About a month, but can take a week longer if you aren't careful.
The mortgage is the only factor in this equation, everything else will be shorter. During the option period, which is your time to bail out of the contract before execution, you can schedule everything that needs to be done: inspection, bank appraisal, offer adjustments (from appraisal) and survey. Inspectors work by contact, you can sometimes get them there the same day as the offer acceptance. There's tons of inspection companies, they'll meet about any deadline. The bank appraiser is on the bank schedule, they'll work within your option period, usually 1-3 days. Many don't even appraise in person for new builds or recent appraisals. The survey isn't always necessary, depending on the last survey, but it's just like the appraiser, they'll work your timeline.
The mortgage is a different story. Pre approval takes 1-2 days, if you don't already have deep A+ credit. Terms and financial approval start after you tell them you're in contract, often the real estate agents will do this, but call them yourself. Your full credit report, which is the risk analysis performed by the bank, takes 3-5 days, depending on how big of a hurry they're in. This time is also used to get all the survey and proof of income and tax documents. To move the process along, you need to keep on your broker, the first part of the timeline is dependent on their due diligence. Then the loan moves to underwriting. This process is slow and your broker cannot speed it up. The underwriters have to do extensive verification, reporting, risk validation, balance an asset pool with your mortgage and many others. This takes 2-3 weeks. I have heard of deals falling apart because underwriting took too long.
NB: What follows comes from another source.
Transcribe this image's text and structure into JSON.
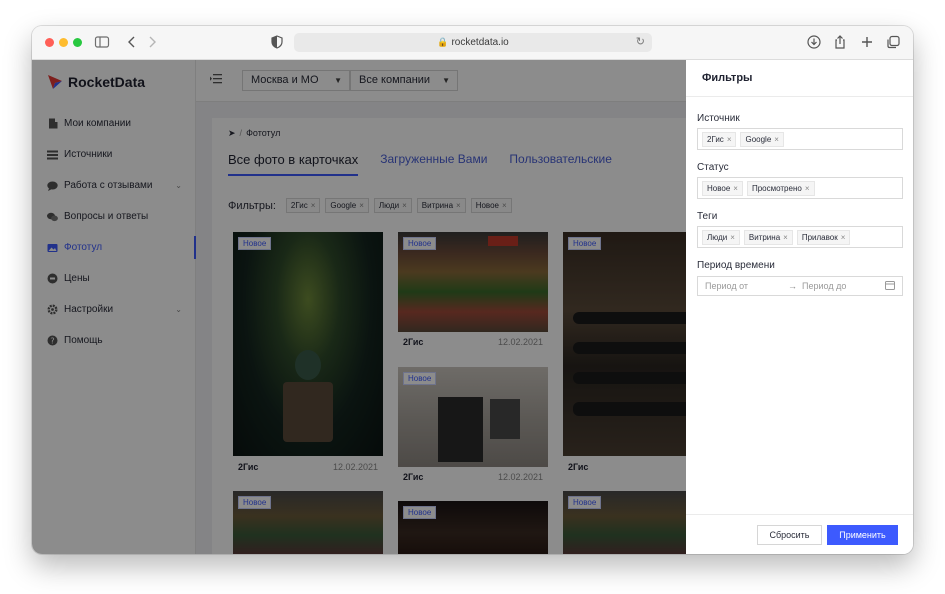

I've been told this happens for a variety of reasons, including imbalanced asset classes, large volume, a documentation error and "oops". After the broker gets it back, funding takes about a day after final signing.
Signing things happens in hours, but you have a separate meeting with the title and mortgage company, but this will all happen within your closing date. The agents probably know most lenders well enough to determine if your timeline will be a little different.
Also, you and the seller determine the closing date, so if you're planning this because of a move out time, you can certainly start early, but cannot start late.